Top of Data supplied

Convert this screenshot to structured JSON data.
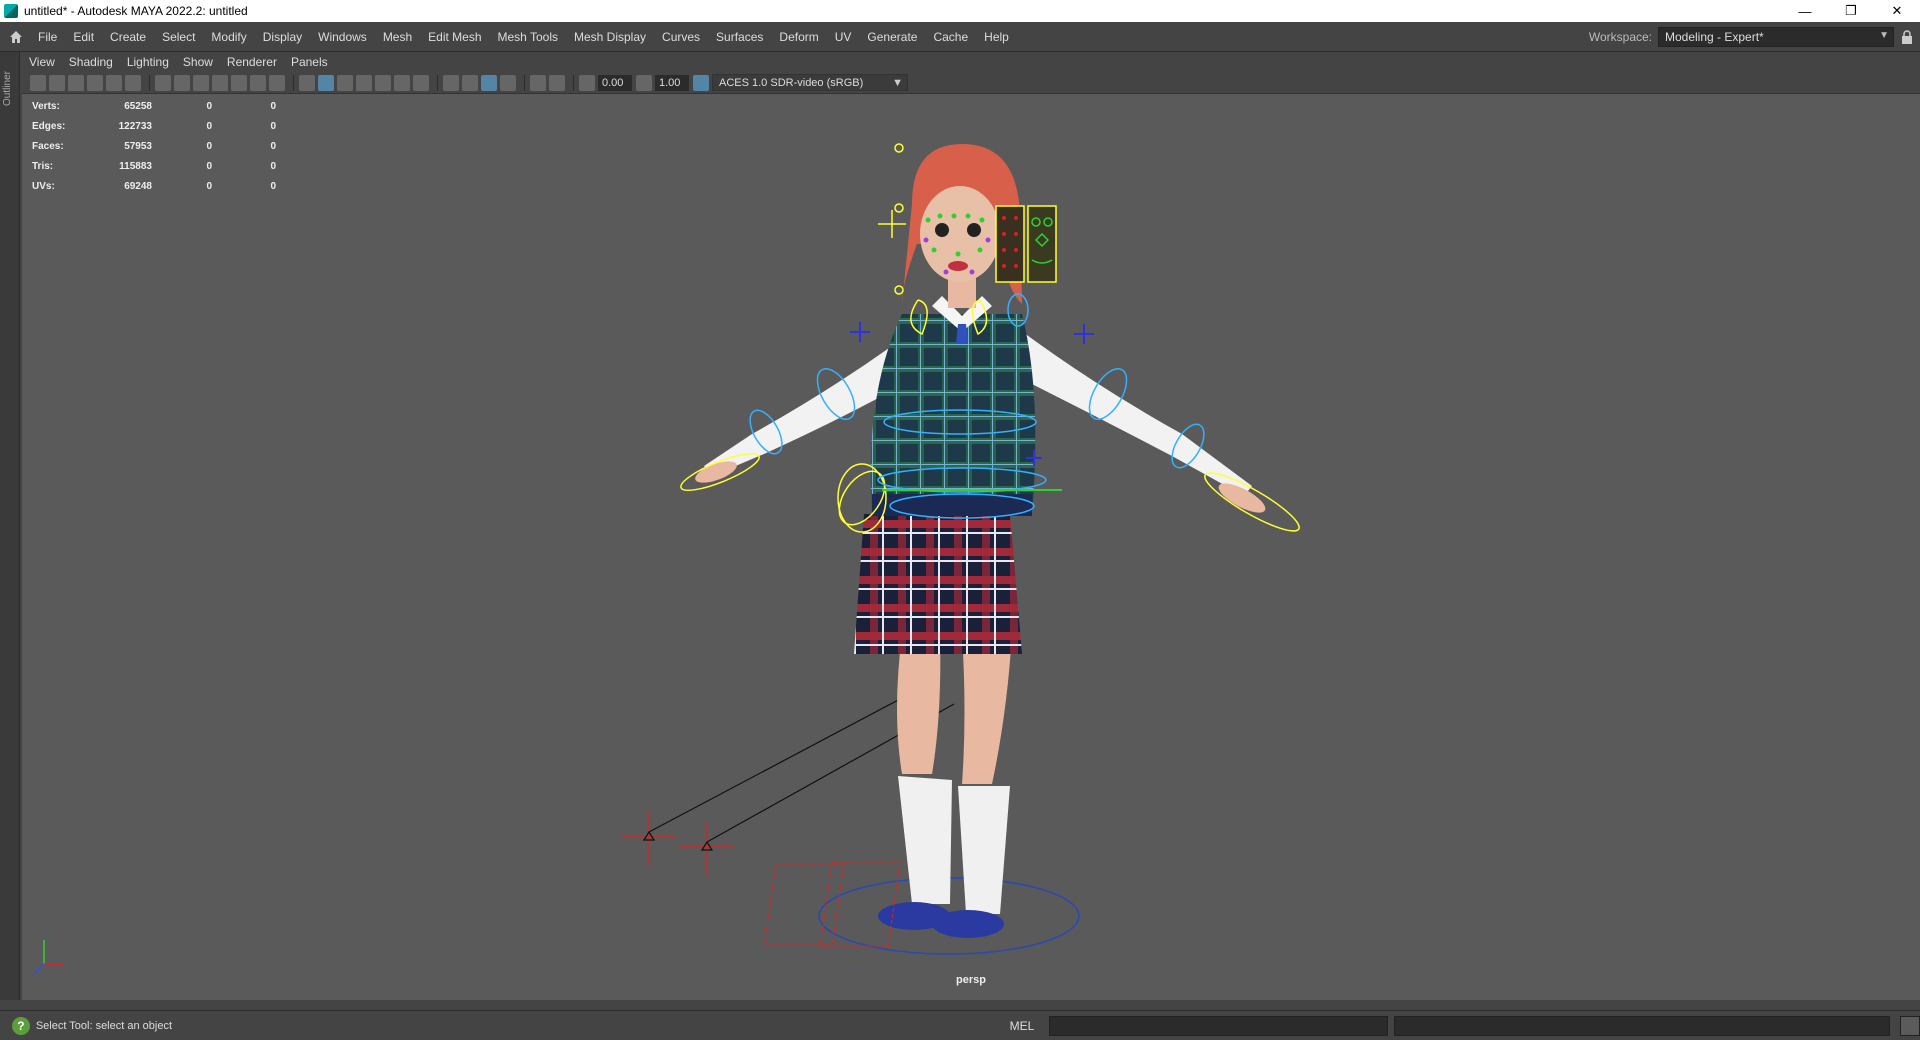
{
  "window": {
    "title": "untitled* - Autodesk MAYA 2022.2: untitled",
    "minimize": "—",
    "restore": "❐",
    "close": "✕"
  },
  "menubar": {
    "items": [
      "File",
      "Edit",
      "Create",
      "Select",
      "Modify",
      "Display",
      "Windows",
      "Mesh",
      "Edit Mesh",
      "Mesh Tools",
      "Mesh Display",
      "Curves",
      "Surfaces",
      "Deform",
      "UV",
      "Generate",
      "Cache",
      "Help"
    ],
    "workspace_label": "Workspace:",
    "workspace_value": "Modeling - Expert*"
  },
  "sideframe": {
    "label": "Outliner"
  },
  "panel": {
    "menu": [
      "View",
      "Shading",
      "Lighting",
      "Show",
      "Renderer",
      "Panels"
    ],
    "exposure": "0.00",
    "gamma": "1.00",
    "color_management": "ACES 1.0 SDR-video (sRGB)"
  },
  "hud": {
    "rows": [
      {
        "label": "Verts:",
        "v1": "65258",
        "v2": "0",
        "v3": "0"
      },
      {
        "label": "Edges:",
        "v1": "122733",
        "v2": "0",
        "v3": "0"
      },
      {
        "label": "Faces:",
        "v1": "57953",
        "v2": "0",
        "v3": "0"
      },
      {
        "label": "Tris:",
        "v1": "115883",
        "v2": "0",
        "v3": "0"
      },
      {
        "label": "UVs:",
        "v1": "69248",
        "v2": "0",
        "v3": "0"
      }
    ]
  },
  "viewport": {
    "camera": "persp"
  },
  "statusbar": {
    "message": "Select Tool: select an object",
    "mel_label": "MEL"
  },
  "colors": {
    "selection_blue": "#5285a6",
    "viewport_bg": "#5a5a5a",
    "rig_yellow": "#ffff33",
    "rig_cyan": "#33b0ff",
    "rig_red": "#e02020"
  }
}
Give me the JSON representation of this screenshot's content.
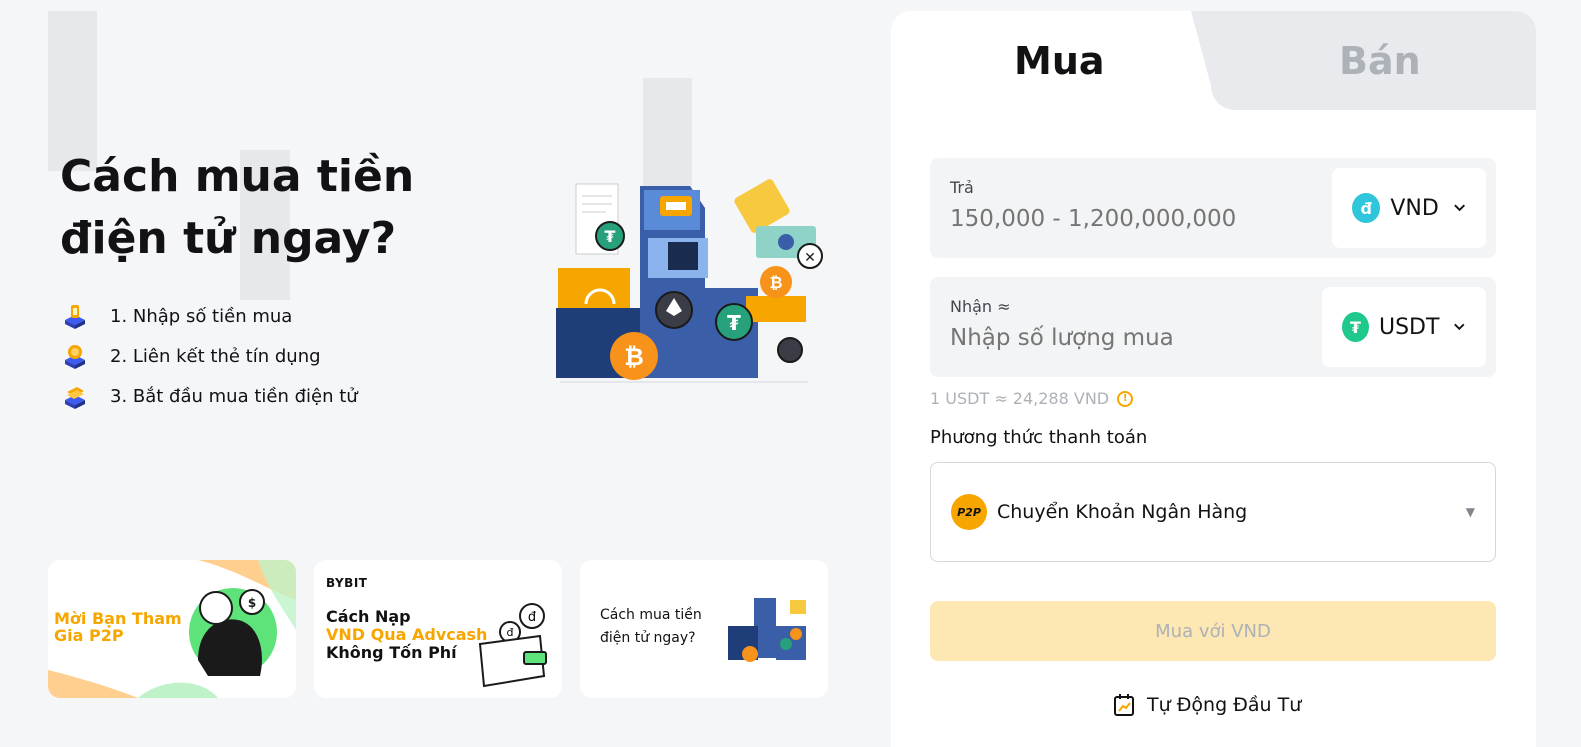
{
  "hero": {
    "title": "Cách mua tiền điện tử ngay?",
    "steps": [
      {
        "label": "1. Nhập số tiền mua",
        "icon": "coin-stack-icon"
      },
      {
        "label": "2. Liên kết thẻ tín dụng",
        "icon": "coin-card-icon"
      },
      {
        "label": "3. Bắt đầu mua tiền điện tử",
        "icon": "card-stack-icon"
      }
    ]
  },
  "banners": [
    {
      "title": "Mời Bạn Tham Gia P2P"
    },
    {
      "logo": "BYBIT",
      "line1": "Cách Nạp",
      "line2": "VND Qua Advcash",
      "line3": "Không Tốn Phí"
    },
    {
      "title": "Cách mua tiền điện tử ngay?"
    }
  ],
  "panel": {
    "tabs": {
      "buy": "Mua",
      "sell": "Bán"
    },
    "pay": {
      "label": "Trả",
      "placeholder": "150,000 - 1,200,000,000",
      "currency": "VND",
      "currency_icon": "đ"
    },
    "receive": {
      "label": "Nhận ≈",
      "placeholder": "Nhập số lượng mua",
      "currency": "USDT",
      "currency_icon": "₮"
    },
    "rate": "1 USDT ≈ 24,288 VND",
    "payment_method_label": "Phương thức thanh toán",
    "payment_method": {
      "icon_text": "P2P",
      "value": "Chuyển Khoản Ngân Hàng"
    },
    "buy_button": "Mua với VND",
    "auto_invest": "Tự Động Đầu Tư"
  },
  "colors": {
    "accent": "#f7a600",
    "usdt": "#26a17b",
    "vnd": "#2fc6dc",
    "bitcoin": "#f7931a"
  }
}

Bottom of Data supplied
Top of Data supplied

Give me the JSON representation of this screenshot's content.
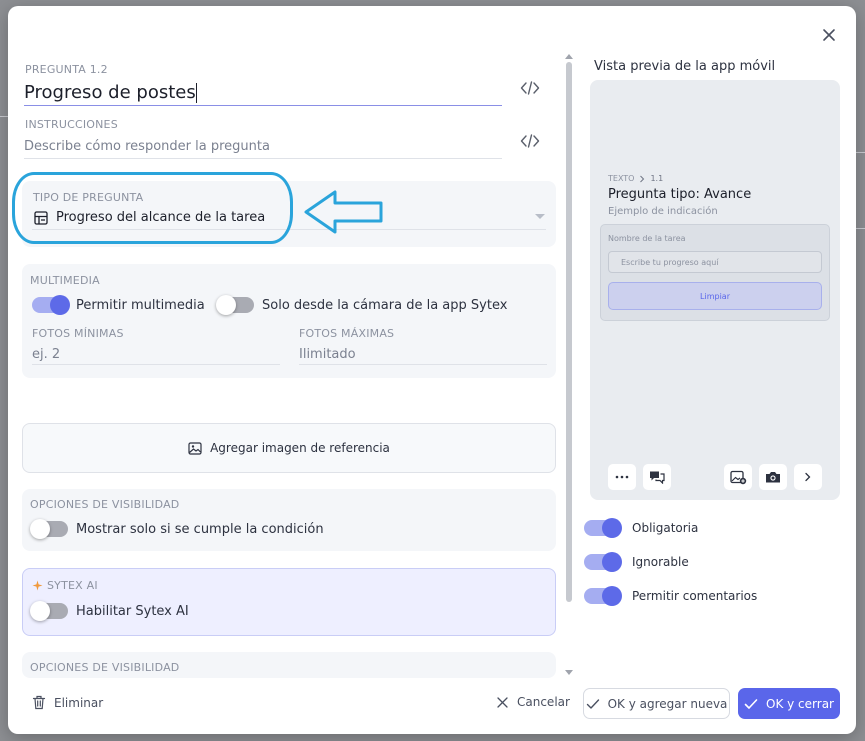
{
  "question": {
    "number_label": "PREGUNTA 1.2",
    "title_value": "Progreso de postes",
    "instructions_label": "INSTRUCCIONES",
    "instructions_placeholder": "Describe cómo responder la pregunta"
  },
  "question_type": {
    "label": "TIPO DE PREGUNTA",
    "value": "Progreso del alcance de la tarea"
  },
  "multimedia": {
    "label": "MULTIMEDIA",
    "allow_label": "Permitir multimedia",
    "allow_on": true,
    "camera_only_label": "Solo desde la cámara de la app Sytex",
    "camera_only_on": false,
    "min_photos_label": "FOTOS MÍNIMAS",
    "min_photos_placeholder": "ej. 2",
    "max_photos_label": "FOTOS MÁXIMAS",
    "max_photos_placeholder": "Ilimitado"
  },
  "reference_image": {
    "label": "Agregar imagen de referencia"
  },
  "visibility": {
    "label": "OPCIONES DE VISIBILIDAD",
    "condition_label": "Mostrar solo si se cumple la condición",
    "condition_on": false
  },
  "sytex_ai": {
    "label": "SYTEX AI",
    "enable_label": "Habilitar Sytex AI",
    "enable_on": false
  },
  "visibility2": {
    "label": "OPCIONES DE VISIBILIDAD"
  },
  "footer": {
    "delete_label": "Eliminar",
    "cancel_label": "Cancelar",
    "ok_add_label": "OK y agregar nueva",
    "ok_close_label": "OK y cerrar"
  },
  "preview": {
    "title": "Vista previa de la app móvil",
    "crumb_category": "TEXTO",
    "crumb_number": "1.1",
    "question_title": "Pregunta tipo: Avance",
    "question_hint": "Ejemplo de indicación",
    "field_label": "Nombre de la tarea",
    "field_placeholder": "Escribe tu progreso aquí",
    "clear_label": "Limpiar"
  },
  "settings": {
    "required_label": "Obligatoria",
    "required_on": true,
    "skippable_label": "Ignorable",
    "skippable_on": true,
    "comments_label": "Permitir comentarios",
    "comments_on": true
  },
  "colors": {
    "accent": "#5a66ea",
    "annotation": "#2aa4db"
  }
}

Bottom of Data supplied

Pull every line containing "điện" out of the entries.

    "title": "Cách mua tiền điện tử ngay?",
        "label": "3. Bắt đầu mua tiền điện tử",
      "title": "Cách mua tiền điện tử ngay?"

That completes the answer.